Your answer should consist of the lines in the data below that contain "score".

═══ Material shown ═══

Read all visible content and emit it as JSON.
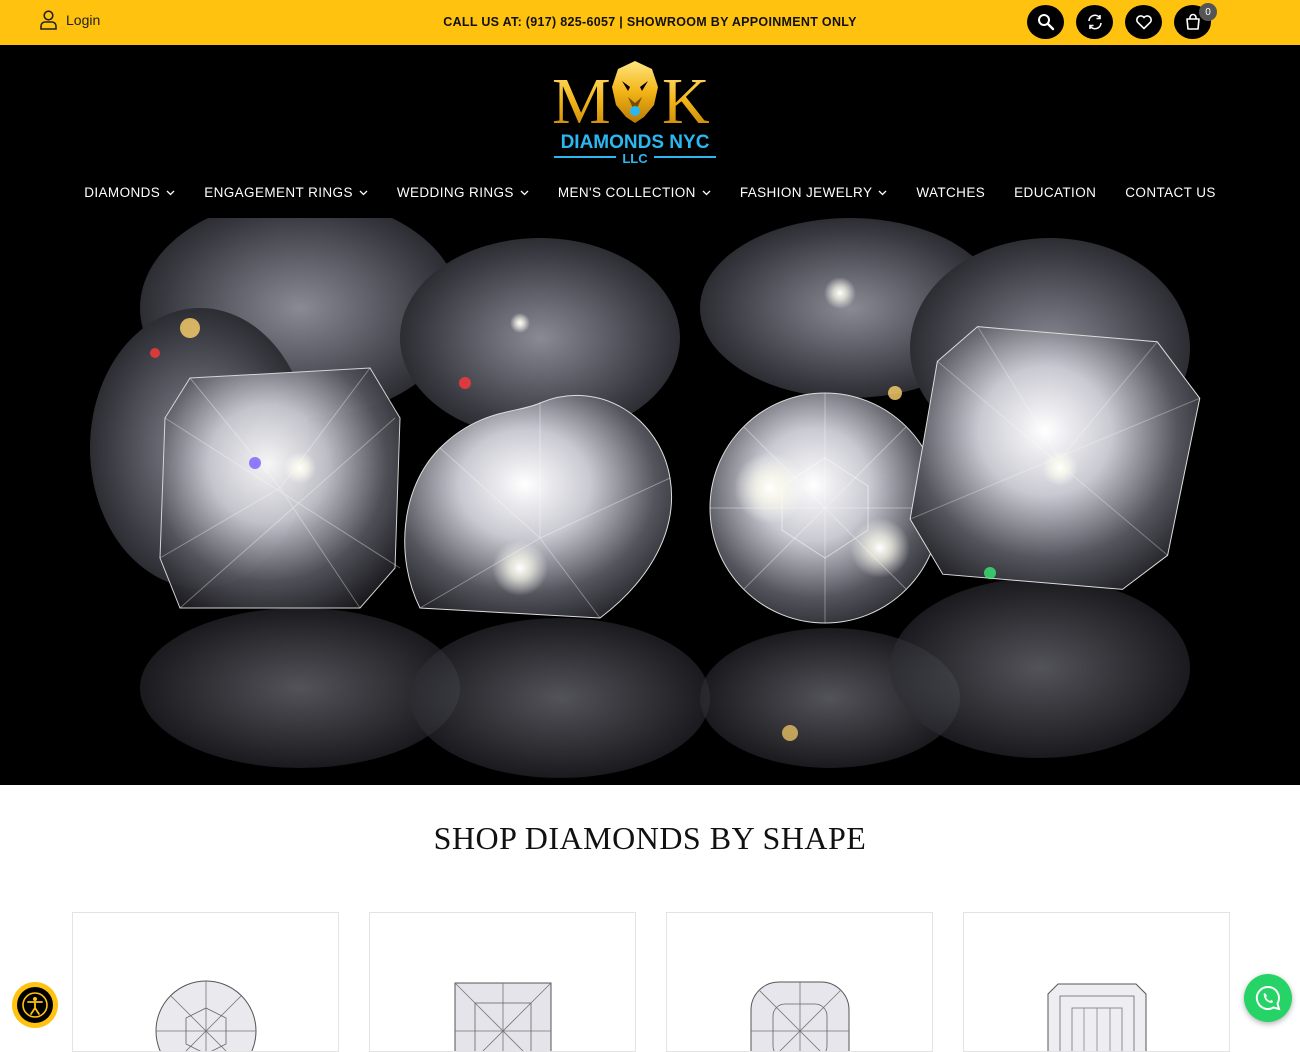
{
  "topbar": {
    "login_label": "Login",
    "phone_text": "CALL US AT: (917) 825-6057 | SHOWROOM BY APPOINMENT ONLY",
    "cart_count": "0",
    "icons": [
      "search-icon",
      "compare-icon",
      "heart-icon",
      "cart-icon"
    ]
  },
  "brand": {
    "logo_letters": "MK",
    "logo_line1": "DIAMONDS NYC",
    "logo_line2": "LLC",
    "accent_color": "#ffc20e",
    "logo_blue": "#2bb8f0"
  },
  "nav": {
    "items": [
      {
        "label": "DIAMONDS",
        "has_dropdown": true
      },
      {
        "label": "ENGAGEMENT RINGS",
        "has_dropdown": true
      },
      {
        "label": "WEDDING RINGS",
        "has_dropdown": true
      },
      {
        "label": "MEN'S COLLECTION",
        "has_dropdown": true
      },
      {
        "label": "FASHION JEWELRY",
        "has_dropdown": true
      },
      {
        "label": "WATCHES",
        "has_dropdown": false
      },
      {
        "label": "EDUCATION",
        "has_dropdown": false
      },
      {
        "label": "CONTACT US",
        "has_dropdown": false
      }
    ]
  },
  "shapes": {
    "title": "SHOP DIAMONDS BY SHAPE",
    "cards": [
      "round",
      "princess",
      "cushion",
      "emerald"
    ]
  }
}
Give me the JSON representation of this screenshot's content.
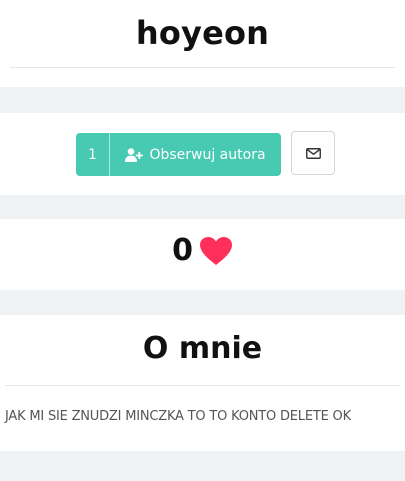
{
  "profile": {
    "username": "hoyeon"
  },
  "follow": {
    "count": "1",
    "button_label": "Obserwuj autora",
    "icon": "user-plus-icon"
  },
  "message": {
    "icon": "envelope-icon"
  },
  "likes": {
    "count": "0",
    "icon": "heart-icon"
  },
  "about": {
    "heading": "O mnie",
    "text": "JAK MI SIE ZNUDZI MINCZKA TO TO KONTO DELETE OK"
  },
  "colors": {
    "accent": "#47c9b2",
    "heart": "#ff2f5b",
    "background": "#f0f3f6"
  }
}
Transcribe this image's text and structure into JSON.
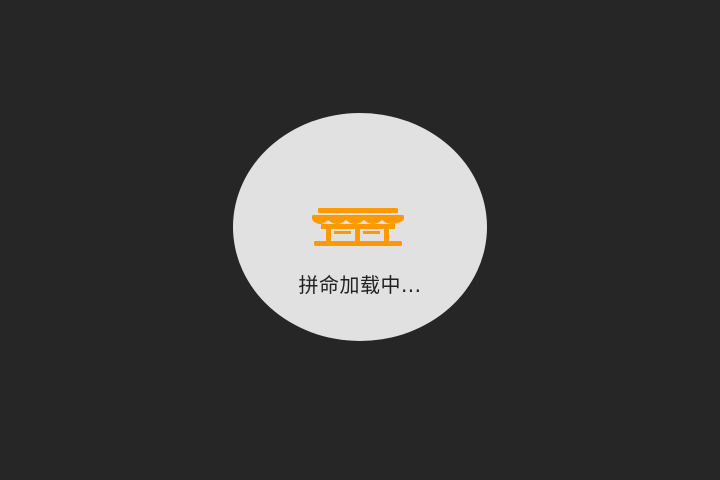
{
  "loader": {
    "message": "拼命加载中...",
    "icon": "storefront-icon",
    "icon_color": "#ff9900",
    "background_color": "#262626",
    "circle_color": "#e1e1e1"
  }
}
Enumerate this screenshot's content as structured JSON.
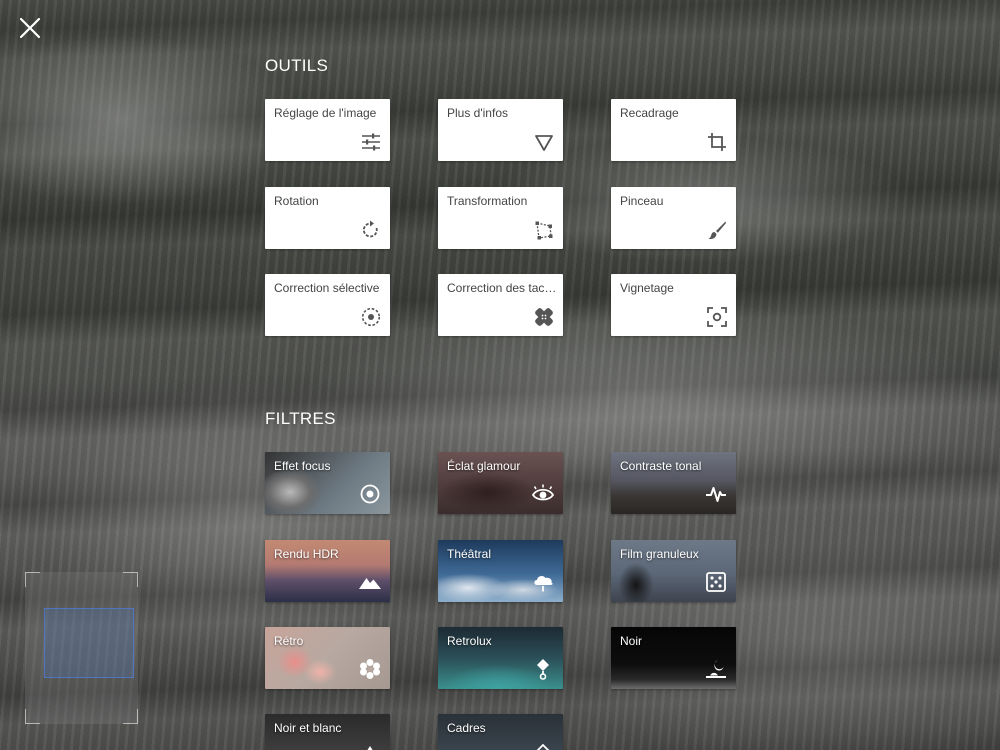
{
  "sections": {
    "tools_title": "OUTILS",
    "filters_title": "FILTRES"
  },
  "tools": [
    {
      "label": "Réglage de l'image",
      "icon": "sliders-icon"
    },
    {
      "label": "Plus d'infos",
      "icon": "triangle-down-icon"
    },
    {
      "label": "Recadrage",
      "icon": "crop-icon"
    },
    {
      "label": "Rotation",
      "icon": "rotate-icon"
    },
    {
      "label": "Transformation",
      "icon": "perspective-icon"
    },
    {
      "label": "Pinceau",
      "icon": "brush-icon"
    },
    {
      "label": "Correction sélective",
      "icon": "selective-target-icon"
    },
    {
      "label": "Correction des tach...",
      "icon": "bandage-icon"
    },
    {
      "label": "Vignetage",
      "icon": "vignette-icon"
    }
  ],
  "filters": [
    {
      "label": "Effet focus",
      "icon": "focus-target-icon"
    },
    {
      "label": "Éclat glamour",
      "icon": "eye-icon"
    },
    {
      "label": "Contraste tonal",
      "icon": "pulse-icon"
    },
    {
      "label": "Rendu HDR",
      "icon": "mountain-icon"
    },
    {
      "label": "Théâtral",
      "icon": "storm-cloud-icon"
    },
    {
      "label": "Film granuleux",
      "icon": "dice-icon"
    },
    {
      "label": "Rétro",
      "icon": "flower-icon"
    },
    {
      "label": "Retrolux",
      "icon": "pin-icon"
    },
    {
      "label": "Noir",
      "icon": "moon-icon"
    },
    {
      "label": "Noir et blanc",
      "icon": "mountain-bw-icon"
    },
    {
      "label": "Cadres",
      "icon": "frame-icon"
    }
  ]
}
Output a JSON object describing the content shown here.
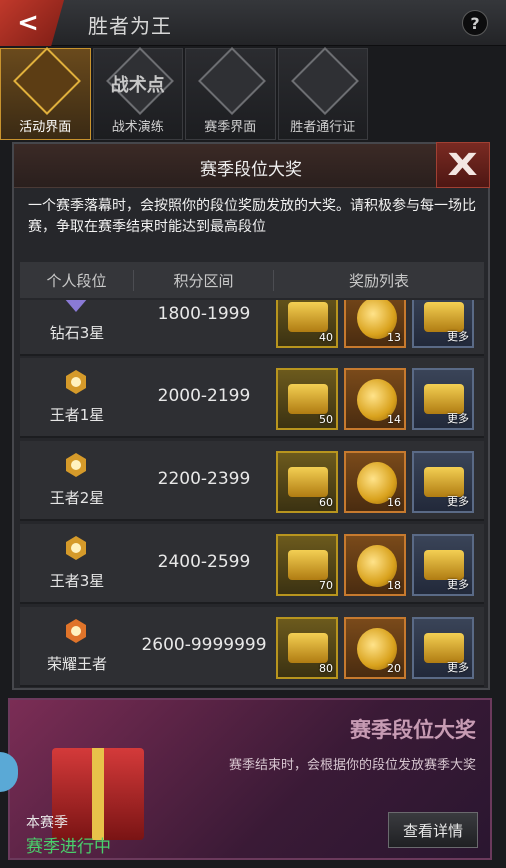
{
  "header": {
    "title": "胜者为王",
    "help_label": "?"
  },
  "tabs": [
    {
      "label": "活动界面",
      "emblem": "",
      "active": true
    },
    {
      "label": "战术演练",
      "emblem": "战术点",
      "active": false
    },
    {
      "label": "赛季界面",
      "emblem": "",
      "active": false
    },
    {
      "label": "胜者通行证",
      "emblem": "",
      "active": false
    }
  ],
  "modal": {
    "title": "赛季段位大奖",
    "description": "一个赛季落幕时，会按照你的段位奖励发放的大奖。请积极参与每一场比赛，争取在赛季结束时能达到最高段位",
    "columns": [
      "个人段位",
      "积分区间",
      "奖励列表"
    ],
    "more_label": "更多",
    "rows": [
      {
        "rank": "钻石3星",
        "score": "1800-1999",
        "chest": "40",
        "coin": "13"
      },
      {
        "rank": "王者1星",
        "score": "2000-2199",
        "chest": "50",
        "coin": "14"
      },
      {
        "rank": "王者2星",
        "score": "2200-2399",
        "chest": "60",
        "coin": "16"
      },
      {
        "rank": "王者3星",
        "score": "2400-2599",
        "chest": "70",
        "coin": "18"
      },
      {
        "rank": "荣耀王者",
        "score": "2600-9999999",
        "chest": "80",
        "coin": "20"
      }
    ]
  },
  "banner": {
    "title": "赛季段位大奖",
    "description": "赛季结束时，会根据你的段位发放赛季大奖",
    "season_label": "本赛季",
    "season_status": "赛季进行中",
    "detail_button": "查看详情"
  },
  "colors": {
    "accent_gold": "#c8932e",
    "status_green": "#49d06b",
    "close_red": "#7a2a22"
  }
}
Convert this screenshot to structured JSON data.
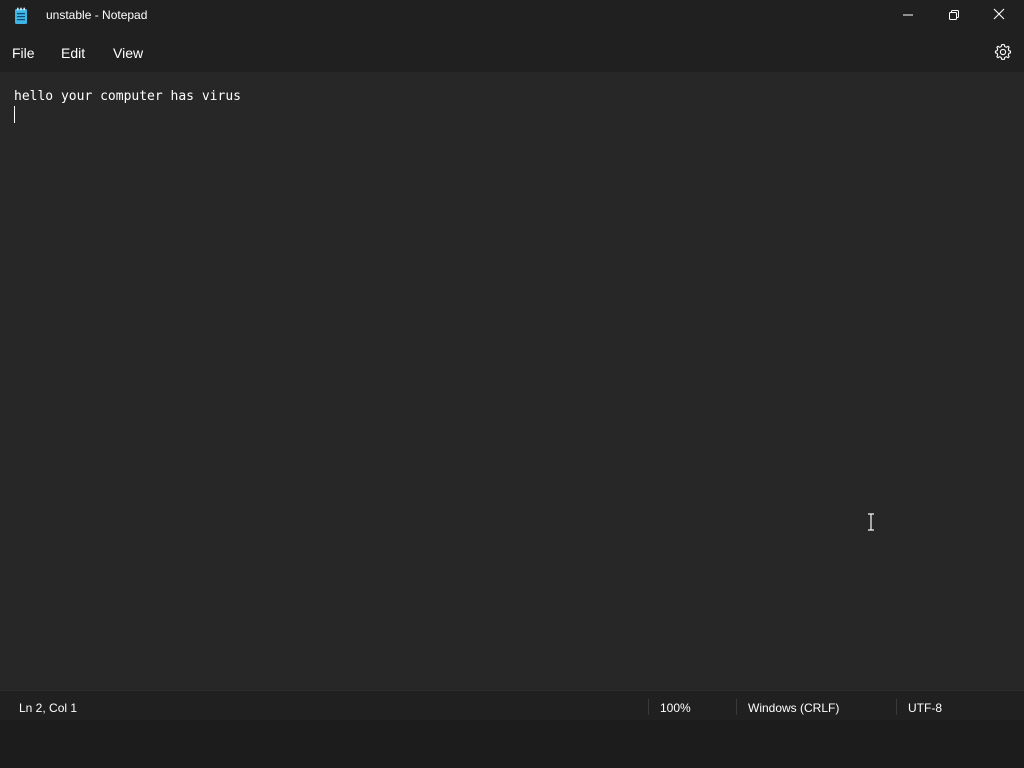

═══

• **Output for this task**:
        "score": "1800-1999",
        "score": "2000-2199",
        "score": "2200-2399",
        "score": "2400-2599",
        "score": "2600-9999999",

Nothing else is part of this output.